Last Friday, the Oregon Department of Fish and Wildlife (ODFW) Commission decided to begin deliberating whether or not to remove gray wolves from the state’s endangered species list.

Oregon’s 77 known wolves are a dramatic improvement from when the state’s gray wolves became extinct in 1947. The wolves slowly returned from surrounding Northwest states, and Oregon now boasts 4 breeding pairs.

“Wolves are a success story in Oregon,” ODFW wolf coordinator Russ Morgan told the Statesman Journal. “Their population is growing, and their range is expanding.”

Conservation and wildlife officials are currently debating whether the wolf population is stable enough for the animals to be taken off the endangered species list.

“It’s kind of a gamble to delist wolves right now, with such low numbers,” legal director for Eugene-based Cascadia Wildlands Nick Cady said. “If a few more wolves were killed than ODFW anticipates, it could swing wolves in the direction of conservation failure.”

Despite concern, the commission meeting on Friday decided to propose two bills for further consideration: one promoting the complete removal of the wolves from the endangered species list, and one re-categorizing the species as merely “threatened.”

“It’s hard to make a reasonable case that 77 known animals of any species is a legitimate, sustainable recovery,” Rob Klavins of Oregon Wild told OPB. “And it’s not appropriate to be treating wolves differently just because they may be controversial for some people.”

Little will change immediately if ODFW removes wolves from the endangered species list.
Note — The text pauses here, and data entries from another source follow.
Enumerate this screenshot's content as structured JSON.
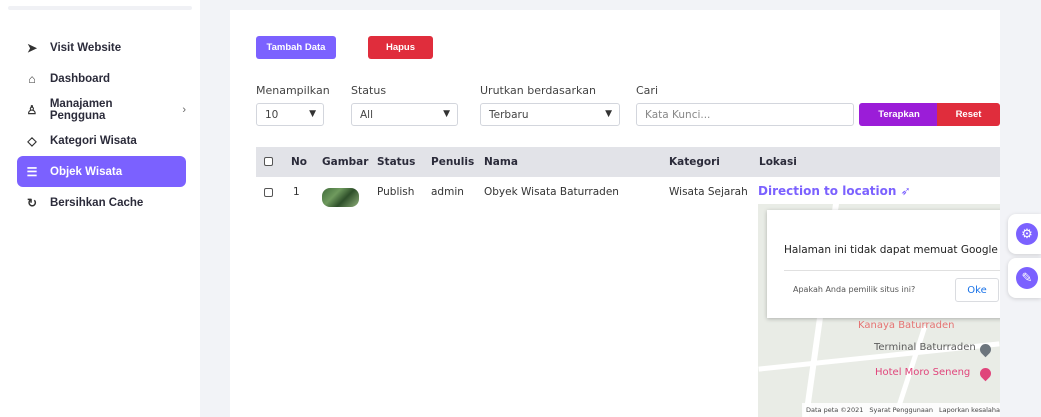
{
  "sidebar": {
    "items": [
      {
        "label": "Visit Website",
        "icon": "send-icon",
        "glyph": "➤"
      },
      {
        "label": "Dashboard",
        "icon": "home-icon",
        "glyph": "⌂"
      },
      {
        "label": "Manajamen Pengguna",
        "icon": "user-icon",
        "glyph": "♙",
        "chevron": "›"
      },
      {
        "label": "Kategori Wisata",
        "icon": "tag-icon",
        "glyph": "◇"
      },
      {
        "label": "Objek Wisata",
        "icon": "list-icon",
        "glyph": "☰",
        "active": true
      },
      {
        "label": "Bersihkan Cache",
        "icon": "refresh-icon",
        "glyph": "↻"
      }
    ]
  },
  "toolbar": {
    "add_label": "Tambah Data",
    "delete_label": "Hapus"
  },
  "filters": {
    "show": {
      "label": "Menampilkan",
      "value": "10"
    },
    "status": {
      "label": "Status",
      "value": "All"
    },
    "sort": {
      "label": "Urutkan berdasarkan",
      "value": "Terbaru"
    },
    "search": {
      "label": "Cari",
      "placeholder": "Kata Kunci..."
    },
    "apply_label": "Terapkan",
    "reset_label": "Reset"
  },
  "table": {
    "headers": [
      "No",
      "Gambar",
      "Status",
      "Penulis",
      "Nama",
      "Kategori",
      "Lokasi"
    ],
    "rows": [
      {
        "no": "1",
        "status": "Publish",
        "author": "admin",
        "name": "Obyek Wisata Baturraden",
        "category": "Wisata Sejarah",
        "location_link": "Direction to location ➶"
      }
    ]
  },
  "map": {
    "dialog_title": "Halaman ini tidak dapat memuat Google Maps dengan benar.",
    "dialog_question": "Apakah Anda pemilik situs ini?",
    "dialog_ok": "Oke",
    "labels": [
      "Kanaya Baturraden",
      "Terminal Baturraden",
      "Hotel Moro Seneng"
    ],
    "footer": [
      "Data peta ©2021",
      "Syarat Penggunaan",
      "Laporkan kesalahan peta"
    ]
  },
  "colors": {
    "accent": "#7b61ff",
    "danger": "#e02d3c",
    "apply": "#9b1dd8"
  }
}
In most of the state, gray wolves will still be protected by the federal Endangered Species Act and Oregon’s Wolf Plan – promoting non-lethal control in dealing with the animals.
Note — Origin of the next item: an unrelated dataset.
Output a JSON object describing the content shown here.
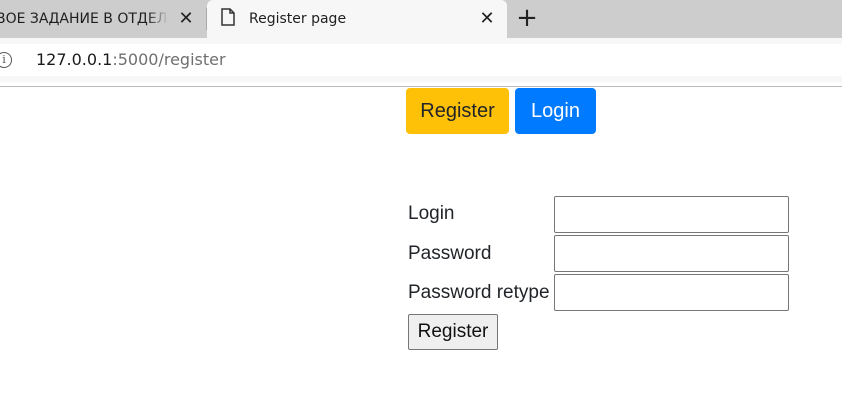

Many argue that the ODFW title protects wolves nonetheless.

“Our main concern is the message it sends, that people will take it the wrong way and we’ll see more people going out and shooting wolves,” Cady said. “It has been our non-lethal policies that have made wolves such a success in Oregon.”

When not writing, Sierra can be found conducting experiments in the chemistry lab or whipping up delectable creations in her kitchen. With a passion for storytelling, Sierra puts her natural curiosity to use investigating enlightening angles for news and events here at The Oregon Optimist.